What the task asks:
Lines holding the word "domination" must be located in the listing below and copied.

* * *

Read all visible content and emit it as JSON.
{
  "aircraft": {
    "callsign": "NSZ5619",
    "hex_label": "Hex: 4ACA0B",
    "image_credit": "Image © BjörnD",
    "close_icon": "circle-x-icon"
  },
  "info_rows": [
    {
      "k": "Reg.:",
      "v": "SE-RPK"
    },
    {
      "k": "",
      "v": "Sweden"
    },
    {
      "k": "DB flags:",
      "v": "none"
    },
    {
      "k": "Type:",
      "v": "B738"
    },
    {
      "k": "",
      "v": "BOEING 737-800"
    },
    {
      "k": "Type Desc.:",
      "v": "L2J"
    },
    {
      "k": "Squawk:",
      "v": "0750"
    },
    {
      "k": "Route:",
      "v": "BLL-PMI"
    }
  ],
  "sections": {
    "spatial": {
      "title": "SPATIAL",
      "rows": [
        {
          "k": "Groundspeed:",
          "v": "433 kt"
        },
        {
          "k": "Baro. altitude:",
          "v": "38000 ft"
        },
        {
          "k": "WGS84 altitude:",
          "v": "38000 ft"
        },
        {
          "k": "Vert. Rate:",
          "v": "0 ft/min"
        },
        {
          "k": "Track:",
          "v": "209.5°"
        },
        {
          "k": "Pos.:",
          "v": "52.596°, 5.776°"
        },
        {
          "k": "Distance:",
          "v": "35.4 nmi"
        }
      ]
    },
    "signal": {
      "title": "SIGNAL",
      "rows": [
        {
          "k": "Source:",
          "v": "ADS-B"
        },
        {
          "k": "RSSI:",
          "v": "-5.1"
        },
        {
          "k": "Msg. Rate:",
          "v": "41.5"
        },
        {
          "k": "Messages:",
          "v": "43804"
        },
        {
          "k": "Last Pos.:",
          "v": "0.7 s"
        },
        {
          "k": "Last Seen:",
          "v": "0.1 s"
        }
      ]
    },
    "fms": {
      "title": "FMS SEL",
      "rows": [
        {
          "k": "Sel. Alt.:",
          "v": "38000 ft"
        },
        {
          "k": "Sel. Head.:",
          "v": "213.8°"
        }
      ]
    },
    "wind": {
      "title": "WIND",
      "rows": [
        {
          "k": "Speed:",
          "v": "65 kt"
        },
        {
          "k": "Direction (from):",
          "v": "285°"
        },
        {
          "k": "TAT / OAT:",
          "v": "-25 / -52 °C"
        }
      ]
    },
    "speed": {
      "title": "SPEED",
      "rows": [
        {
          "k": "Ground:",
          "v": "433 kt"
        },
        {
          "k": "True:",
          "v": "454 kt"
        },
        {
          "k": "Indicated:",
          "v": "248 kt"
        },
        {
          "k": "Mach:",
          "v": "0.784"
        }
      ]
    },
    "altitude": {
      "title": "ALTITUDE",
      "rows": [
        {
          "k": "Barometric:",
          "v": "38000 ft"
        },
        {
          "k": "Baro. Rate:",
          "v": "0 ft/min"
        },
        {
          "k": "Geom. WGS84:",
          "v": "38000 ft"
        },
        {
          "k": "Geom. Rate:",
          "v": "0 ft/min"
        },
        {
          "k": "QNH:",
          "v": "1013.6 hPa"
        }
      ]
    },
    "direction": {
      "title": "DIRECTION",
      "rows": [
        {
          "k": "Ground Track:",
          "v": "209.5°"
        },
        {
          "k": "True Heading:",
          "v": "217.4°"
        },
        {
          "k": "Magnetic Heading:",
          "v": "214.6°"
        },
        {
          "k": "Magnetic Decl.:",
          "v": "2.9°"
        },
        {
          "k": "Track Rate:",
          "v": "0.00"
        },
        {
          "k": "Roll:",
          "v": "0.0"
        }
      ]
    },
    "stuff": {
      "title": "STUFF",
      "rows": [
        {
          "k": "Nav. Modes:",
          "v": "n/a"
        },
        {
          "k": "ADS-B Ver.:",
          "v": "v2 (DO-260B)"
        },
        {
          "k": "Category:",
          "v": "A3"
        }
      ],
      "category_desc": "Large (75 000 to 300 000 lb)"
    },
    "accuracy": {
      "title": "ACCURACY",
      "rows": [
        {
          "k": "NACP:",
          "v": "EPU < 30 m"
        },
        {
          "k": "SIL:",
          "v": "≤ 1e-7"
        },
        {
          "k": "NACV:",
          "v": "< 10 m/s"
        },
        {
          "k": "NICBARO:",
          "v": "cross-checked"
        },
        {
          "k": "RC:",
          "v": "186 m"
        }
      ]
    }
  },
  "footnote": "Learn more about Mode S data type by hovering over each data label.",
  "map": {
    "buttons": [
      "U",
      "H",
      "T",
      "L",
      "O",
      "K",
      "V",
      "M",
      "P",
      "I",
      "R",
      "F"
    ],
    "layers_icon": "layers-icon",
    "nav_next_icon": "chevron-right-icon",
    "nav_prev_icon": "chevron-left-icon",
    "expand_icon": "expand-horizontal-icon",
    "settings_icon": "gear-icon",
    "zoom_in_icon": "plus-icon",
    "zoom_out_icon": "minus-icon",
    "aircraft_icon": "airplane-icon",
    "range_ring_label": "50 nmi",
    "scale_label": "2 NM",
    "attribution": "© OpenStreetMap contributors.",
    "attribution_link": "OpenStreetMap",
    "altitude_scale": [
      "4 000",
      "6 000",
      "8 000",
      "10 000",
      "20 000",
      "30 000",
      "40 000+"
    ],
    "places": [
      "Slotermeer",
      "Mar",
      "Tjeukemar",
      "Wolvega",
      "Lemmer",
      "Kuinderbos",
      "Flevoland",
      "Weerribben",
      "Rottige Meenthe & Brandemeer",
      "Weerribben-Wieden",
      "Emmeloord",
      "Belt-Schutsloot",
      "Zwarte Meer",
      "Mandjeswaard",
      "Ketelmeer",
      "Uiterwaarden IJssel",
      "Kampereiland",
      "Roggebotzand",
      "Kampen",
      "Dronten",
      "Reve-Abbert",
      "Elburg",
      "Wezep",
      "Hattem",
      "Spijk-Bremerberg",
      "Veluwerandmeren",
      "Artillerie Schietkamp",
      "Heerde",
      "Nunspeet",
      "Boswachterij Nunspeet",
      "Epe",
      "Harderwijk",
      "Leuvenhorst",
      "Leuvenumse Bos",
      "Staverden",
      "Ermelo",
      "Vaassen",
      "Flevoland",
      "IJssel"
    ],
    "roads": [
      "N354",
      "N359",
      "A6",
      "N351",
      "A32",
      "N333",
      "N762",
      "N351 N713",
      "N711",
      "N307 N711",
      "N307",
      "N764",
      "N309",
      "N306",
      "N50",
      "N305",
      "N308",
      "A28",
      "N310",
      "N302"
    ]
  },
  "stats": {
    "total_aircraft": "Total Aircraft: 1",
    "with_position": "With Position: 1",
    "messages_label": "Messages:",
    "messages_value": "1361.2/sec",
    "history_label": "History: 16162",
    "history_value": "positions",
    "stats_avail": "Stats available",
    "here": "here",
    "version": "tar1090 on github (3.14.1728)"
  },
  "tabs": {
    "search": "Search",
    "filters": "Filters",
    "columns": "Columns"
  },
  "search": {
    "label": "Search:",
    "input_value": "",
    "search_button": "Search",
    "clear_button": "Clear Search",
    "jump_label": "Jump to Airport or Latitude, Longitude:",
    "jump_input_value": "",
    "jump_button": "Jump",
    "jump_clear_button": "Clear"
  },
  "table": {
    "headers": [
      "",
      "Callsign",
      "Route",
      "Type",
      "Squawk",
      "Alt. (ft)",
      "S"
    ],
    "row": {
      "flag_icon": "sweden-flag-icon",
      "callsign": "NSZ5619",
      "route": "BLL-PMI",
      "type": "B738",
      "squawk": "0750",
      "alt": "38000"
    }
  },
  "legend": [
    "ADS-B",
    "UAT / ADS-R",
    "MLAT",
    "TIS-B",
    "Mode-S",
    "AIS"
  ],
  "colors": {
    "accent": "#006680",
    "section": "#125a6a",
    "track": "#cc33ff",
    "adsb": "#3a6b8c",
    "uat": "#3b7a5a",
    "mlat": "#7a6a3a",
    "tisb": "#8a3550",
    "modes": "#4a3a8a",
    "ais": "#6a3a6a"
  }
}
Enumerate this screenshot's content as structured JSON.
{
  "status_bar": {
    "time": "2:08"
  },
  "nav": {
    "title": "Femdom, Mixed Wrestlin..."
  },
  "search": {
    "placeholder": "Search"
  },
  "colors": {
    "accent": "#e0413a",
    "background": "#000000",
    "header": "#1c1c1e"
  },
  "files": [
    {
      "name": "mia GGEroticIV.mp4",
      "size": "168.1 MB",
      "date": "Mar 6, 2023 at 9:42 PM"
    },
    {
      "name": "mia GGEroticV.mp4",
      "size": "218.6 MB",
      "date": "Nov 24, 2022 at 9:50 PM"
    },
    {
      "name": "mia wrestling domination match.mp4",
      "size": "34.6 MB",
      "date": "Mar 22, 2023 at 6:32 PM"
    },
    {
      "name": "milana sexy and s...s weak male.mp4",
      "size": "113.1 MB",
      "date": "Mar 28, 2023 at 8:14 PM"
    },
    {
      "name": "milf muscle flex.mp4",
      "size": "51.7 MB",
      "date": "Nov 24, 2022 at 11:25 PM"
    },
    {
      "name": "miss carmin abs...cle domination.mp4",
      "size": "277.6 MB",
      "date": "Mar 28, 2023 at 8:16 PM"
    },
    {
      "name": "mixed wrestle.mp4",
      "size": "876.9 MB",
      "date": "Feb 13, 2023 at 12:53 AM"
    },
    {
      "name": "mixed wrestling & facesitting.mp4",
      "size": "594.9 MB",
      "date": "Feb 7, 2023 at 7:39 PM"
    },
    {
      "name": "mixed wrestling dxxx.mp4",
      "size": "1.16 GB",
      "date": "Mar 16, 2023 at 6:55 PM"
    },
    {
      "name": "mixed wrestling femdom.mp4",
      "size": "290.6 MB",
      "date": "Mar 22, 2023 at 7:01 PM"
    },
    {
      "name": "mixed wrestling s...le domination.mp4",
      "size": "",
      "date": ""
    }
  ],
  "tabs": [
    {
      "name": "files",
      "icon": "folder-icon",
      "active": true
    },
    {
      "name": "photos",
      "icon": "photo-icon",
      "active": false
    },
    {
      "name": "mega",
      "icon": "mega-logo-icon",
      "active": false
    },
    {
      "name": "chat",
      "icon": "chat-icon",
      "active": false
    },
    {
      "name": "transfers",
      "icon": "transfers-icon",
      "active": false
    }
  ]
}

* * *

Written answer:
      "name": "mia wrestling domination match.mp4",
      "name": "miss carmin abs...cle domination.mp4",
      "name": "mixed wrestling s...le domination.mp4",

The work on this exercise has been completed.